His eyes took in the first few sentences and then he realised what he was holding. This isn’t a suicide note, he muttered to himself, it’s a confession! He read on and became more excited. Her pretence as a maid was an act after all, an act to secure herself a husband – a husband with money. But as with many a well-laid plan the situation had got out of hand and the man had been shot.
‘This is it,’ he said aloud to the empty room, ‘the case is solved. Poirot will be pleased.’ And then he read through the document again to confirm that it said exactly what he thought he had read.
A half-hour later, after he had met with the police and explained the contents of the note, and how the suicide was connected to a murder, Hastings escorted a sergeant to the murder scene.
Poirot was more than a little surprised.
Later, back at Whitehaven Mansions, Poirot and Hastings celebrated with a glass of sherry.
‘So, you see, it was really an incitement to murder when she gave him a fast-acting poison in his agitated state of mind, and in an apparent fit of madness he shot himself. She would have got away with it but, alas, could not live with the pain she had caused him and inflicted on herself.’
‘Well done, mon ami, today is a big step forward for you. You have brought a special talent to this case – you have provided valuable inside information, no? – and in doing so you have shown Poirot that Hastings can teach him a new trick or two.’
‘I say, Poirot, that’s extremely generous of you.’
‘No, no, no.’ Poirot protested with his right hand. ‘When the greatest detective in the world is stumped by a case then it is only fitting that he should pass the praise to where it is due. I have underestimated you, Hastings, but from today you will see a chastened Poirot.’ And Poirot brought his heels together with a sharp click before offering Hastings a curt bow of his head.
Hastings thought that this was all well and good but he knew that Poirot was no more capable of honouring this earnest gesture than he was of riding a camel. If Hastings had learned anything from observing his friend’s behaviour over the past thirty years, then it was the predictability of knowing the swift turnaround of Poirot’s moods – friendly and heaping praise one moment but critical and snippy the next. There was only one thing that Hastings could do to maintain the peace and bask in his friend’s praise for as long as he could – he…would…keep...his…mouth…shut.
The theme music fades away, and a scene unfolds before you as you watch spellbound, ready to enjoy this latest episode on your TV screen. The year is indeterminate but the setting is familiar - we are in Poirot’s office at Whitehaven Mansions in London W1. Poirot has become a household name, whilst his friend, Captain Hastings, as faithful as ever, is spellbound at Poirot’s latest “reveal”.
Having read all the stories written by Agatha Christie in which Poirot and Captain Hastings feature and having seen a good many episodes of the UK TV series, I have an impression of how these two characters play off each other: I recognise their mannerisms, their vocabulary and how they interact. So, using this as a base, it is fun to play with their strengths and character flaws to create new dynamics for their relationship together.

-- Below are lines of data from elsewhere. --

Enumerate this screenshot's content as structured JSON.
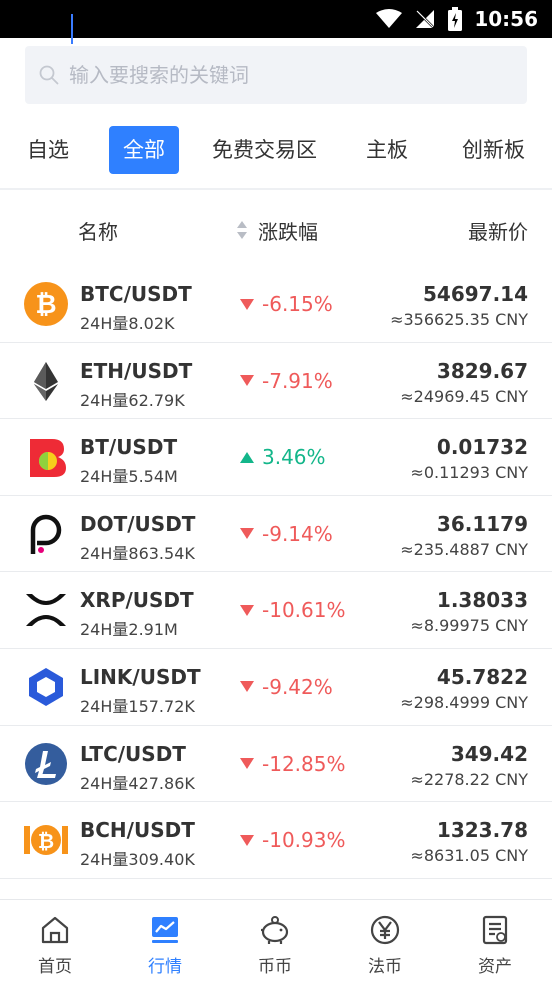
{
  "status_bar": {
    "time": "10:56"
  },
  "search": {
    "placeholder": "输入要搜索的关键词",
    "value": ""
  },
  "tabs": [
    {
      "label": "自选",
      "active": false
    },
    {
      "label": "全部",
      "active": true
    },
    {
      "label": "免费交易区",
      "active": false
    },
    {
      "label": "主板",
      "active": false
    },
    {
      "label": "创新板",
      "active": false
    }
  ],
  "columns": {
    "name": "名称",
    "change": "涨跌幅",
    "price": "最新价"
  },
  "rows": [
    {
      "pair": "BTC/USDT",
      "volume": "24H量8.02K",
      "change": "-6.15%",
      "direction": "down",
      "price": "54697.14",
      "cny": "≈356625.35 CNY",
      "icon": "bitcoin-icon"
    },
    {
      "pair": "ETH/USDT",
      "volume": "24H量62.79K",
      "change": "-7.91%",
      "direction": "down",
      "price": "3829.67",
      "cny": "≈24969.45 CNY",
      "icon": "ethereum-icon"
    },
    {
      "pair": "BT/USDT",
      "volume": "24H量5.54M",
      "change": "3.46%",
      "direction": "up",
      "price": "0.01732",
      "cny": "≈0.11293 CNY",
      "icon": "bt-icon"
    },
    {
      "pair": "DOT/USDT",
      "volume": "24H量863.54K",
      "change": "-9.14%",
      "direction": "down",
      "price": "36.1179",
      "cny": "≈235.4887 CNY",
      "icon": "polkadot-icon"
    },
    {
      "pair": "XRP/USDT",
      "volume": "24H量2.91M",
      "change": "-10.61%",
      "direction": "down",
      "price": "1.38033",
      "cny": "≈8.99975 CNY",
      "icon": "xrp-icon"
    },
    {
      "pair": "LINK/USDT",
      "volume": "24H量157.72K",
      "change": "-9.42%",
      "direction": "down",
      "price": "45.7822",
      "cny": "≈298.4999 CNY",
      "icon": "chainlink-icon"
    },
    {
      "pair": "LTC/USDT",
      "volume": "24H量427.86K",
      "change": "-12.85%",
      "direction": "down",
      "price": "349.42",
      "cny": "≈2278.22 CNY",
      "icon": "litecoin-icon"
    },
    {
      "pair": "BCH/USDT",
      "volume": "24H量309.40K",
      "change": "-10.93%",
      "direction": "down",
      "price": "1323.78",
      "cny": "≈8631.05 CNY",
      "icon": "bitcoin-cash-icon"
    }
  ],
  "nav": [
    {
      "label": "首页",
      "icon": "home-icon",
      "active": false
    },
    {
      "label": "行情",
      "icon": "chart-icon",
      "active": true
    },
    {
      "label": "币币",
      "icon": "piggy-bank-icon",
      "active": false
    },
    {
      "label": "法币",
      "icon": "yen-icon",
      "active": false
    },
    {
      "label": "资产",
      "icon": "document-icon",
      "active": false
    }
  ],
  "colors": {
    "accent": "#2f80ff",
    "down": "#ef5a5a",
    "up": "#13b68a"
  }
}
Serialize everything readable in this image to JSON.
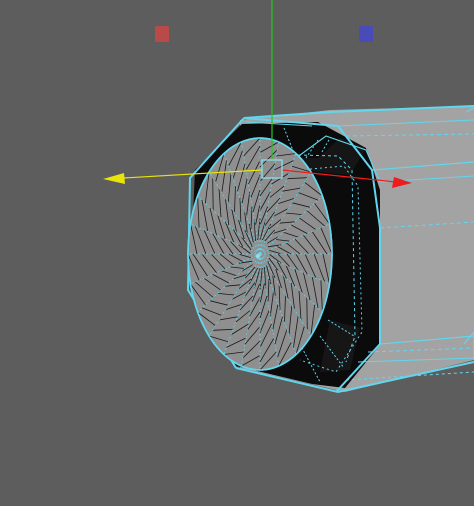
{
  "viewport": {
    "background": "#5d5d5d"
  },
  "object": {
    "selection_color": "#62d6ee",
    "body_fill": "#a3a3a3",
    "interior_fill": "#0b0b0b",
    "cap_fill": "#8f8f8f",
    "hatch_color": "#1a1a1a"
  },
  "gizmo": {
    "axis_x_color": "#ef1c1c",
    "axis_y_color": "#22c722",
    "axis_z_color": "#e9e40b",
    "center_handle_color": "#8fdcec"
  },
  "axis_handles": {
    "x_color": "#b84a4a",
    "z_color": "#4a4ab8"
  }
}
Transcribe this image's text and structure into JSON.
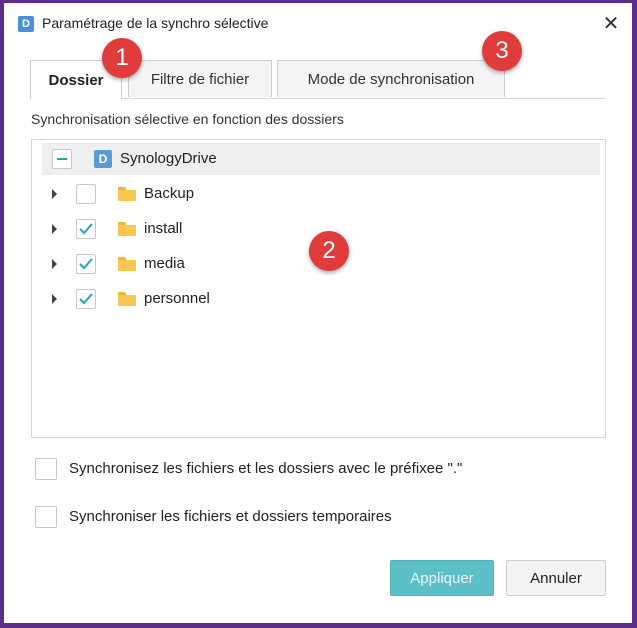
{
  "window": {
    "title": "Paramétrage de la synchro sélective",
    "app_icon_glyph": "D",
    "close_glyph": "✕"
  },
  "tabs": [
    {
      "label": "Dossier",
      "active": true
    },
    {
      "label": "Filtre de fichier",
      "active": false
    },
    {
      "label": "Mode de synchronisation",
      "active": false
    }
  ],
  "section_label": "Synchronisation sélective en fonction des dossiers",
  "tree": {
    "root": {
      "label": "SynologyDrive",
      "icon": "synology-drive-icon",
      "state": "partial"
    },
    "children": [
      {
        "label": "Backup",
        "checked": false,
        "icon": "folder-icon"
      },
      {
        "label": "install",
        "checked": true,
        "icon": "folder-icon"
      },
      {
        "label": "media",
        "checked": true,
        "icon": "folder-icon"
      },
      {
        "label": "personnel",
        "checked": true,
        "icon": "folder-icon"
      }
    ]
  },
  "options": [
    {
      "label": "Synchronisez les fichiers et les dossiers avec le préfixee \".\"",
      "checked": false
    },
    {
      "label": "Synchroniser les fichiers et dossiers temporaires",
      "checked": false
    }
  ],
  "buttons": {
    "apply": "Appliquer",
    "cancel": "Annuler"
  },
  "annotations": [
    "1",
    "2",
    "3"
  ],
  "colors": {
    "accent": "#22a7b5",
    "apply_bg": "#5bc0c8",
    "badge": "#e03c3c",
    "frame": "#5c2d8a"
  }
}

For this story, I’ve settled on a parody of Poirot’s self-importance and his belittling of Captain Hastings. But what if Hastings himself employed Poirot’s psychology of character analysis? Hastings, we find, doesn’t play the game of one-upmanship and it’s just as well that he doesn’t! But the tables are turned, nonetheless, by allowing Hastings a prime role in this story. He gets to understand the significance of certain clues and, using his own initiative, relegates Poirot to the position of second string – but don’t tell Poirot that!
About the author
Santari is a self-published fantasy author who is currently writing his fourth book and engaged on a project to turn them all into audiobooks. He has a love for language and is working towards a BA(Hons) in English Language & Literature.